_WORK REQUEST:_ Output every record precisely.

_DATASET EXCERPTS:_
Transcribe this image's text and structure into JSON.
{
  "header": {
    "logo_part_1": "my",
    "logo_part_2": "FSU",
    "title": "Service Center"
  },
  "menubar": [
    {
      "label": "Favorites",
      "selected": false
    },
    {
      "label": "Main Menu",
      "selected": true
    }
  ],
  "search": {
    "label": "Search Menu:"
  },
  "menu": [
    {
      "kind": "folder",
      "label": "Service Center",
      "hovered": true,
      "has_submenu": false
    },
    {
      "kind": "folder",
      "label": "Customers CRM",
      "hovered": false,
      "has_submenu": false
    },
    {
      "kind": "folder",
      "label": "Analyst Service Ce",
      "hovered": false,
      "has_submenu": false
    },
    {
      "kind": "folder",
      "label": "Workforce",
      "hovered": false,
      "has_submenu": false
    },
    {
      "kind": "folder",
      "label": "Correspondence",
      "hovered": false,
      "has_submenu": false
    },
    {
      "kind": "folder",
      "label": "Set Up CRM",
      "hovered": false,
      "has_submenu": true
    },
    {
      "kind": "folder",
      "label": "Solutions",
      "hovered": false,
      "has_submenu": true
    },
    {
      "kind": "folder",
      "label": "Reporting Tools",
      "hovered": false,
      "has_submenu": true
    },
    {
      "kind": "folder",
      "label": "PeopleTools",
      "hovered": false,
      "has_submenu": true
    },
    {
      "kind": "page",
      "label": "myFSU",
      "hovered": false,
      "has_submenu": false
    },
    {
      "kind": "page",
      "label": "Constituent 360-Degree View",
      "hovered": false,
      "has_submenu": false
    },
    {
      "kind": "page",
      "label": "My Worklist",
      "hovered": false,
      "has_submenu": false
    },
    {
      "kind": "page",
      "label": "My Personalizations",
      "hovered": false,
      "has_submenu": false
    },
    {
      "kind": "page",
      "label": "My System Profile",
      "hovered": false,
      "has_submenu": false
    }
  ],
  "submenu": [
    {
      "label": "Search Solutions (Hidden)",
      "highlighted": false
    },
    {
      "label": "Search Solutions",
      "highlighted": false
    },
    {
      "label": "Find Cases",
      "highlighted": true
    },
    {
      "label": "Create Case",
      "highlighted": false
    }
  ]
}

_COMPLETED TASK:_
Transcribe this image's text and structure into JSON.
{
  "header": {
    "logo_part_1": "my",
    "logo_part_2": "FSU",
    "title": "Service Center"
  },
  "menubar": [
    {
      "label": "Favorites",
      "selected": false
    },
    {
      "label": "Main Menu",
      "selected": true
    }
  ],
  "search": {
    "label": "Search Menu:"
  },
  "menu": [
    {
      "kind": "folder",
      "label": "Service Center",
      "hovered": true,
      "has_submenu": false
    },
    {
      "kind": "folder",
      "label": "Customers CRM",
      "hovered": false,
      "has_submenu": false
    },
    {
      "kind": "folder",
      "label": "Analyst Service Ce",
      "hovered": false,
      "has_submenu": false
    },
    {
      "kind": "folder",
      "label": "Workforce",
      "hovered": false,
      "has_submenu": false
    },
    {
      "kind": "folder",
      "label": "Correspondence",
      "hovered": false,
      "has_submenu": false
    },
    {
      "kind": "folder",
      "label": "Set Up CRM",
      "hovered": false,
      "has_submenu": true
    },
    {
      "kind": "folder",
      "label": "Solutions",
      "hovered": false,
      "has_submenu": true
    },
    {
      "kind": "folder",
      "label": "Reporting Tools",
      "hovered": false,
      "has_submenu": true
    },
    {
      "kind": "folder",
      "label": "PeopleTools",
      "hovered": false,
      "has_submenu": true
    },
    {
      "kind": "page",
      "label": "myFSU",
      "hovered": false,
      "has_submenu": false
    },
    {
      "kind": "page",
      "label": "Constituent 360-Degree View",
      "hovered": false,
      "has_submenu": false
    },
    {
      "kind": "page",
      "label": "My Worklist",
      "hovered": false,
      "has_submenu": false
    },
    {
      "kind": "page",
      "label": "My Personalizations",
      "hovered": false,
      "has_submenu": false
    },
    {
      "kind": "page",
      "label": "My System Profile",
      "hovered": false,
      "has_submenu": false
    }
  ],
  "submenu": [
    {
      "label": "Search Solutions (Hidden)",
      "highlighted": false
    },
    {
      "label": "Search Solutions",
      "highlighted": false
    },
    {
      "label": "Find Cases",
      "highlighted": true
    },
    {
      "label": "Create Case",
      "highlighted": false
    }
  ]
}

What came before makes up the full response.